Information given
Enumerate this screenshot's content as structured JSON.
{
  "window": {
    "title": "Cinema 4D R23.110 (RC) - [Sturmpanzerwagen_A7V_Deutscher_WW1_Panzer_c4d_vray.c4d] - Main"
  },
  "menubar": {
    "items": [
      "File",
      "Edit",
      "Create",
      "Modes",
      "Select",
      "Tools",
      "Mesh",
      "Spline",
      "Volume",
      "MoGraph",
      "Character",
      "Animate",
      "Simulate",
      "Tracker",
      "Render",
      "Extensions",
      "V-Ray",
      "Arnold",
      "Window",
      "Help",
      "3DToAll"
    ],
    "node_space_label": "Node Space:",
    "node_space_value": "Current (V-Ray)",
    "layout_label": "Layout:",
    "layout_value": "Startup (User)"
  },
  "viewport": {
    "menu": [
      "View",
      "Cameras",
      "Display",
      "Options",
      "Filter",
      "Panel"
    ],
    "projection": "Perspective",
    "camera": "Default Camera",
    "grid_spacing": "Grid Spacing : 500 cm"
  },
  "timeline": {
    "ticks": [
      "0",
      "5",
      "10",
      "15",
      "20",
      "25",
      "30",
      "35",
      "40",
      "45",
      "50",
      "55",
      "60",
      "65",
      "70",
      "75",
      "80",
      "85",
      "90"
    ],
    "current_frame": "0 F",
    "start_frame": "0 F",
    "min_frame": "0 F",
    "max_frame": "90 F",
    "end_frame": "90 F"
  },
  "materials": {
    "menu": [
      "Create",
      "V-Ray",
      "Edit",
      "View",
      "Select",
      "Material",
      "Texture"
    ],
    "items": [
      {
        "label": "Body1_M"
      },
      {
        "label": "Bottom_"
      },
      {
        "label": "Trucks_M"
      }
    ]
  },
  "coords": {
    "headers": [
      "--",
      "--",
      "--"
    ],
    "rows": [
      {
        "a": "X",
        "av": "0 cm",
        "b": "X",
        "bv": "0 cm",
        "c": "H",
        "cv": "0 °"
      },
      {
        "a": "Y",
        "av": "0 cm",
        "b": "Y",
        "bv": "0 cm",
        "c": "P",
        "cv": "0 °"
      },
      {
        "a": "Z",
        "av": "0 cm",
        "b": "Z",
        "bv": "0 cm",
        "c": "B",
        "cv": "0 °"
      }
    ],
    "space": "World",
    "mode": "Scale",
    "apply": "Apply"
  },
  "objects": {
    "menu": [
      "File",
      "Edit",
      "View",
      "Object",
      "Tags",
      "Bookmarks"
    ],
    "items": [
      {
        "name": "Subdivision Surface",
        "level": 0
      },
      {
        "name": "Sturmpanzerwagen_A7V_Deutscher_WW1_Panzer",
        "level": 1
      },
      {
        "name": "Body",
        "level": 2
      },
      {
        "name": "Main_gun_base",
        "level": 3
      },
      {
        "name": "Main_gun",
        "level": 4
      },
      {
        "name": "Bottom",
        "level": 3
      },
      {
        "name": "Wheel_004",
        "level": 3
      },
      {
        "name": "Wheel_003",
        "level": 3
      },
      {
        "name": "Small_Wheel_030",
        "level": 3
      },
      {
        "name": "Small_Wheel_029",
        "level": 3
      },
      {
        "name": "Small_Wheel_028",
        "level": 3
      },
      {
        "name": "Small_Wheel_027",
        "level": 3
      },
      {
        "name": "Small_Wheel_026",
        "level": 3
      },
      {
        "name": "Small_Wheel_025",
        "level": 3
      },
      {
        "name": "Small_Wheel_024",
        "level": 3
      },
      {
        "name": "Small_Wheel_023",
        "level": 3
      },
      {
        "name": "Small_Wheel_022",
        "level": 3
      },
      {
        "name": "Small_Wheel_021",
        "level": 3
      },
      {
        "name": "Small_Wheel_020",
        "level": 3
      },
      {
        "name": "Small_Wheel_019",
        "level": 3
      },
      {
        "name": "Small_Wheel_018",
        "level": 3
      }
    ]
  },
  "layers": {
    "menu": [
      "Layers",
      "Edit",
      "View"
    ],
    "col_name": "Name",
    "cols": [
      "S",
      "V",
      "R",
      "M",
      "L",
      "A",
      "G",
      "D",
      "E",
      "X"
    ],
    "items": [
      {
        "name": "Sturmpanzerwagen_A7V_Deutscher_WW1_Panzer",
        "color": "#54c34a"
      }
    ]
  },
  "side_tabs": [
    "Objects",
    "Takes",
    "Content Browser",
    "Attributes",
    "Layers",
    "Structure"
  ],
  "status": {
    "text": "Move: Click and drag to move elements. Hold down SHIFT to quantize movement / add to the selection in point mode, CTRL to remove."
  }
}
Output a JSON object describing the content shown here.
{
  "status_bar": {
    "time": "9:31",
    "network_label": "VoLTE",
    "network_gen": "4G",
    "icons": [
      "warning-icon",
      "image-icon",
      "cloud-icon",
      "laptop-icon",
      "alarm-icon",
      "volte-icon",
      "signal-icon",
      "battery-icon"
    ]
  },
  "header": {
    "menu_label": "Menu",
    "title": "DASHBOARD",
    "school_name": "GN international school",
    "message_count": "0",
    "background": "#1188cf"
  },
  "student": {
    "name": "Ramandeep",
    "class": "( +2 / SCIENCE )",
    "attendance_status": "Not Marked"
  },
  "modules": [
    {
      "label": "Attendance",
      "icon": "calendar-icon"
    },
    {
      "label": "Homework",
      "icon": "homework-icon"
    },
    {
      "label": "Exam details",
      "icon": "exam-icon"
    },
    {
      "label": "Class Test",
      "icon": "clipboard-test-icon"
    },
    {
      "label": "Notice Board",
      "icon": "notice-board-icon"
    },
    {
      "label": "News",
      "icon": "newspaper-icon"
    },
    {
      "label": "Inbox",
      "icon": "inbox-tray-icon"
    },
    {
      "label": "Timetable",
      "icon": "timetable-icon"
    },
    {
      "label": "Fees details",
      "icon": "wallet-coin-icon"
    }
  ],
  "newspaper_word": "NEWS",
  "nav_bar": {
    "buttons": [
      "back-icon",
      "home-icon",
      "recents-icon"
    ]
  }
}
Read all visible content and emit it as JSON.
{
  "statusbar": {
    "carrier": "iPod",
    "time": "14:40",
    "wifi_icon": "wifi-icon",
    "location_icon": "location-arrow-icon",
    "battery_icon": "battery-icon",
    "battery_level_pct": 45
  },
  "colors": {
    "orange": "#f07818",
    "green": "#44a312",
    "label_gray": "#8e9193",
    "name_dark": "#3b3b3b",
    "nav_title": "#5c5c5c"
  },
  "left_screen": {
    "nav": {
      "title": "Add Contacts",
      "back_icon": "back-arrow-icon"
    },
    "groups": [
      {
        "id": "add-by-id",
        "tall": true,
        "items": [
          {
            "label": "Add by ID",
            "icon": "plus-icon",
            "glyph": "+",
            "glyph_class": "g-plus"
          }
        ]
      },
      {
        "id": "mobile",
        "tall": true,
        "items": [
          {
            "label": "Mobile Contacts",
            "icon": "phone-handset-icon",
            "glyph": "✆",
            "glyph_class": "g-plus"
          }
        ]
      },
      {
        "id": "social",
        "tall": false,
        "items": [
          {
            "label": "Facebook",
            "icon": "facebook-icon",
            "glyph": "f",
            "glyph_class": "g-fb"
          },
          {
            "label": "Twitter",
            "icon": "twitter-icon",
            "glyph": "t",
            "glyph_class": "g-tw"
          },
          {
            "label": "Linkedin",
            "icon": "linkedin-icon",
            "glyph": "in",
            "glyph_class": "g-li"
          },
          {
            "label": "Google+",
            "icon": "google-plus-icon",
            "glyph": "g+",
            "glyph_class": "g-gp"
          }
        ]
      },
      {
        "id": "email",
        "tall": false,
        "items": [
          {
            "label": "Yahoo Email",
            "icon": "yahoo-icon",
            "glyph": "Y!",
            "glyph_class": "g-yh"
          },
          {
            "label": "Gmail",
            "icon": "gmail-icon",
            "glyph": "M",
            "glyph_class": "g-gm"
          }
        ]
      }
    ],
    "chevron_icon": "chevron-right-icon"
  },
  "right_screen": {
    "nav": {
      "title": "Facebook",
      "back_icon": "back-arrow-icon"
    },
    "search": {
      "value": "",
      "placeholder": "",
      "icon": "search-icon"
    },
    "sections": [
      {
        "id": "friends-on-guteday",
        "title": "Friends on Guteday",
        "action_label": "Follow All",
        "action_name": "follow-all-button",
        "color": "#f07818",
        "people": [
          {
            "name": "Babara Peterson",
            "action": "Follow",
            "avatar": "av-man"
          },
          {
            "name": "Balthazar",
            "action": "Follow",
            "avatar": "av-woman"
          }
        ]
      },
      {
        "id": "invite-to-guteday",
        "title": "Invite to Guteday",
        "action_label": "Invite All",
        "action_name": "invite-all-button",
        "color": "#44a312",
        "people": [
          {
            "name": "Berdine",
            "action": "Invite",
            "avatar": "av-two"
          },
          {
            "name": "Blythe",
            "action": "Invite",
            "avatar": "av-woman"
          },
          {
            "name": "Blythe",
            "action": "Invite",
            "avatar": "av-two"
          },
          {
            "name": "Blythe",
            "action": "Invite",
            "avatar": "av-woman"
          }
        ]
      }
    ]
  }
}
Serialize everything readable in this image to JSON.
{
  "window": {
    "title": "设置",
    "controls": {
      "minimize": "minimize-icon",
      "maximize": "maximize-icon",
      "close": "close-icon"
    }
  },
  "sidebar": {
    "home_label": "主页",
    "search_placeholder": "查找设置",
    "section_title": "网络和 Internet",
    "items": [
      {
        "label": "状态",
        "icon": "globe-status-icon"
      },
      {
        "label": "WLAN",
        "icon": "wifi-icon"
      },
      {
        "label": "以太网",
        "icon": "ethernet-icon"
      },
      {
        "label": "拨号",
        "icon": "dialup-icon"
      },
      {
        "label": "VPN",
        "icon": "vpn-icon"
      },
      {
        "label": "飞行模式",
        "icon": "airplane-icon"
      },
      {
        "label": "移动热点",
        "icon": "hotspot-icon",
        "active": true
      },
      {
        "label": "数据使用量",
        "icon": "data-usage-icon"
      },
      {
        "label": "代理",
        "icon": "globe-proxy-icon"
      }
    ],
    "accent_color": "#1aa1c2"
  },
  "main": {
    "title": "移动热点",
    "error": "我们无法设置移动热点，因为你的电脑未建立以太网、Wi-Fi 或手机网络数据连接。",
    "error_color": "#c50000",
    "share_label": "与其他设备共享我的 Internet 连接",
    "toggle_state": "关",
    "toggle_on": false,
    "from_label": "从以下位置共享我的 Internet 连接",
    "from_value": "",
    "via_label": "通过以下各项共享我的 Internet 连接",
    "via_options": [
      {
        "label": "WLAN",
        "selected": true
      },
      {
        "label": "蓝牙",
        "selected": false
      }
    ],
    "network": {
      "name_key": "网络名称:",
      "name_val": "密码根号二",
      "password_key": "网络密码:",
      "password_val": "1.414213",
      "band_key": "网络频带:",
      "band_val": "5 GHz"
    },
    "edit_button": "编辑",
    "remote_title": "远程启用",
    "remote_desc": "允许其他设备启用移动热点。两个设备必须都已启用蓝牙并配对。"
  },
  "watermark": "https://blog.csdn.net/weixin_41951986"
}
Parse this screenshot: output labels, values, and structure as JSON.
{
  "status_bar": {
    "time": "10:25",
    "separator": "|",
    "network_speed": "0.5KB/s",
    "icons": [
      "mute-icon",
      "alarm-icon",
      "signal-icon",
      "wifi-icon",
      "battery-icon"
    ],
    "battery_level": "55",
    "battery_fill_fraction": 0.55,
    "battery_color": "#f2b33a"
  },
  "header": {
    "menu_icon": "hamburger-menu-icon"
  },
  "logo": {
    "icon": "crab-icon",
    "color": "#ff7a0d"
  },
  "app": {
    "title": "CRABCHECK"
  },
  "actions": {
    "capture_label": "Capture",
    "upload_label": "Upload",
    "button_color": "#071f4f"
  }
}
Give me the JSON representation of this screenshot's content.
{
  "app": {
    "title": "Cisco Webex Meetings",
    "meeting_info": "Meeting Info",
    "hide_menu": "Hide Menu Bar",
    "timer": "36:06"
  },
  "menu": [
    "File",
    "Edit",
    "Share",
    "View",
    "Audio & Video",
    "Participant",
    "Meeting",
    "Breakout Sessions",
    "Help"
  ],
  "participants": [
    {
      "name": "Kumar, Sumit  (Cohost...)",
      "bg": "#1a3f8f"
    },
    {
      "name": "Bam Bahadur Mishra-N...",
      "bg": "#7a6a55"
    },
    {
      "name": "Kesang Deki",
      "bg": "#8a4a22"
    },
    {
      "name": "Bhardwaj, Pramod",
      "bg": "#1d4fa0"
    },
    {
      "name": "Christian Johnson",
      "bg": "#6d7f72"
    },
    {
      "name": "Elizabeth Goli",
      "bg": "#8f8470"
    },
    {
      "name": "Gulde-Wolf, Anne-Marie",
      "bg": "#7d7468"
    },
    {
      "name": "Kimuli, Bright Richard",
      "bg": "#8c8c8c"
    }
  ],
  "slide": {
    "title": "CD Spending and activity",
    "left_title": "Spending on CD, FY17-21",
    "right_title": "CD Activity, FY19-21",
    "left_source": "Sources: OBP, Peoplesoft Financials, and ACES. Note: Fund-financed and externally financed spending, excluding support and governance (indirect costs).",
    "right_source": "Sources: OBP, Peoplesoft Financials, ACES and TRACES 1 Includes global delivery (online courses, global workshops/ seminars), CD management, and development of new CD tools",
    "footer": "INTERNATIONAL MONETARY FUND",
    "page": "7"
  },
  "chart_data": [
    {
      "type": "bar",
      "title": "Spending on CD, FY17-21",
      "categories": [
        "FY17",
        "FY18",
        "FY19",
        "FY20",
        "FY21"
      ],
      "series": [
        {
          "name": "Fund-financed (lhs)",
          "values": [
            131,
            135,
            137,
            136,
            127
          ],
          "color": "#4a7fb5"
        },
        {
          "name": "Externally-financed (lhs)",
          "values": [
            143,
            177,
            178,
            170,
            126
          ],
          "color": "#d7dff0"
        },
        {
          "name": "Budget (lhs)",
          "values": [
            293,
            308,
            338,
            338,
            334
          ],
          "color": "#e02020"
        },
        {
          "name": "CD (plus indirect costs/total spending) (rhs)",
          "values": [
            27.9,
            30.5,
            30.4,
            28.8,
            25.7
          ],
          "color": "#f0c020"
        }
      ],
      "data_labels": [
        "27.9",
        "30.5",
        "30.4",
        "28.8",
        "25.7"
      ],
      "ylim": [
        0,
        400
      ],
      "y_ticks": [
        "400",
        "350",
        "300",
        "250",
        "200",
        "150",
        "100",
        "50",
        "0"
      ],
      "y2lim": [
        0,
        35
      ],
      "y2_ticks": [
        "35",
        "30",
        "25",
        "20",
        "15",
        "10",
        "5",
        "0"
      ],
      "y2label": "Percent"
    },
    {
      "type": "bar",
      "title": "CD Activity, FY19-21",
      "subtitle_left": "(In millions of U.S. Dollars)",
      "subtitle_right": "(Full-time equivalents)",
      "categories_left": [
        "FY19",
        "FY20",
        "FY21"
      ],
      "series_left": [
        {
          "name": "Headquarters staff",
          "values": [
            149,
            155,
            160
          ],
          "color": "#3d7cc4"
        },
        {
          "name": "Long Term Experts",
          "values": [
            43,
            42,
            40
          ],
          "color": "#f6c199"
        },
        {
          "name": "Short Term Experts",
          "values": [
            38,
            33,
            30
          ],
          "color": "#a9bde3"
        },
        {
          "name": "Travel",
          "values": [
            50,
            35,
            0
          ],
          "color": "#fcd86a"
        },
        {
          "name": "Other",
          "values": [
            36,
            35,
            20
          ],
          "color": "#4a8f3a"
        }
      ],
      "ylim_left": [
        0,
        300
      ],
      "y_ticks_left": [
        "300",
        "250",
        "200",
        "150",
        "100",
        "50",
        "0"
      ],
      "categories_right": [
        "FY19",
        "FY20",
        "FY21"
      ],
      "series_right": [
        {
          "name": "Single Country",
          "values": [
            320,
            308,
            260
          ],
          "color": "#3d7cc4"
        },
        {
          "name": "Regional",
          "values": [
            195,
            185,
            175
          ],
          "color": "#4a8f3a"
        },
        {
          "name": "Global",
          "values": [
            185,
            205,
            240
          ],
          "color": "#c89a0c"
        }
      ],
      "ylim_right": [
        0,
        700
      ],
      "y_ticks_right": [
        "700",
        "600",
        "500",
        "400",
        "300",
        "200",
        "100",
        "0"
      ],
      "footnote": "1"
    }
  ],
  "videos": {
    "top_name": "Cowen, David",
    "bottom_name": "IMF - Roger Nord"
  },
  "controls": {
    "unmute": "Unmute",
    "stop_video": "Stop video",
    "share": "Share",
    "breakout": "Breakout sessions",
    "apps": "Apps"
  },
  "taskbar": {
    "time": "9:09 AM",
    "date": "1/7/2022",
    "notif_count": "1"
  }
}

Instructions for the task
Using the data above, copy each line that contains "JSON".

Answer box
Enumerate this screenshot's content as structured JSON.
Output a JSON object describing the content shown here.
Read all visible content and emit it as JSON.
Serialize everything readable in this image to JSON.
Parse this screenshot: output labels, values, and structure as JSON.
Give me the JSON representation of this screenshot's content.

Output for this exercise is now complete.